The inferior vena cava is an important vein that
drains blood from all
of the parts of the body below the diaphragm - including the feet, legs,
reproductive, and lower-abdominal organs.
It is formed by the junction of the two common iliac veins (veins of
the legs) where they join on the right-hand side of the 5th lumbar vertebra.
The inferior vena cava then passes vertically upwards along the front
of the spine (to the right-hand side of the aorta). It then passes through
the central tendon of the diaphragm into the pericardium (a sac that
surrounds and protects the heart).
This vein, together with the superior
vena cava, delivers deoxygenated
blood collected from from all of the
veins throughout the body to the right
atrium of the heart.

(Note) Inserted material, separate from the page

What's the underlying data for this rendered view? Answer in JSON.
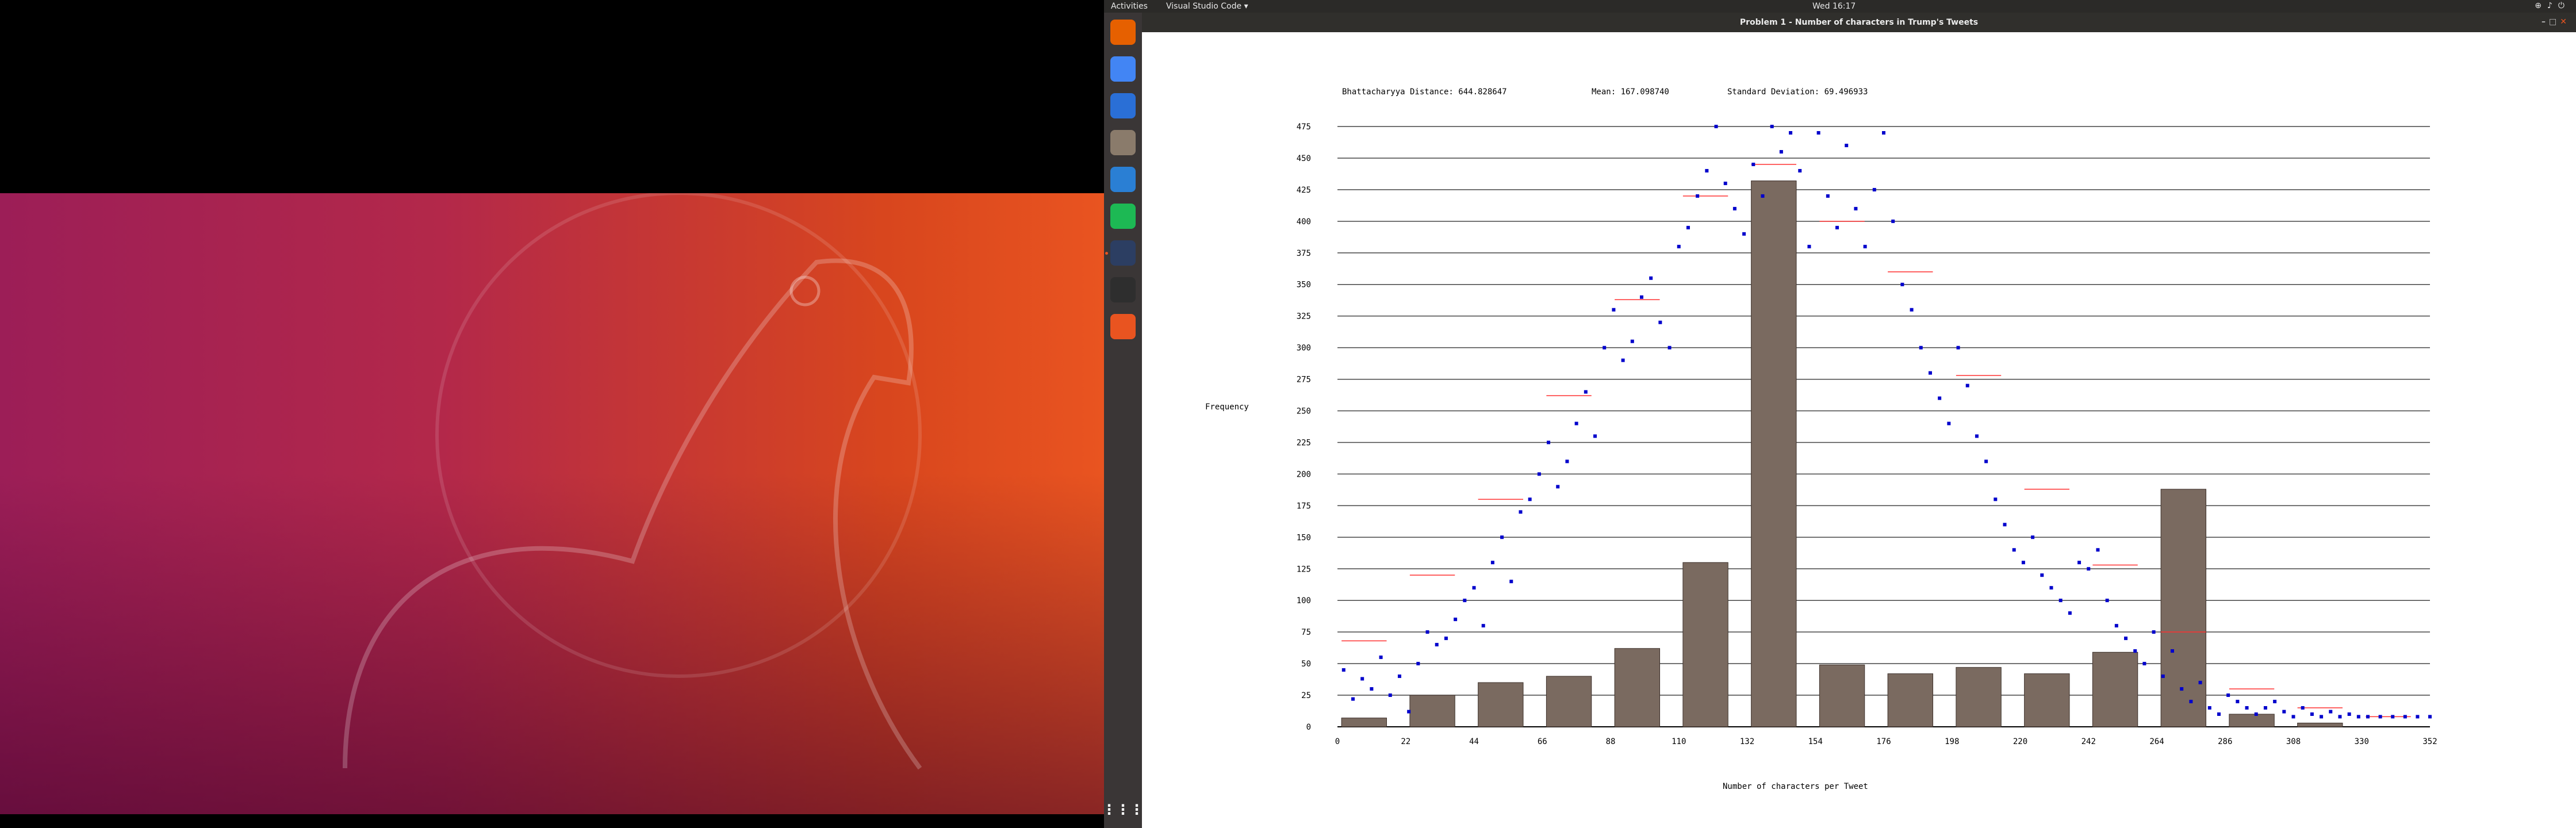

These veins may be referred to as vena
cava, or collectively
using the pural form of "vena cava", which is "venae
To view a diagram showing the positions of the superior vena cava and
the inferior vena cava in relative to the positions of other major veis
and arteries, visit the page about Systemic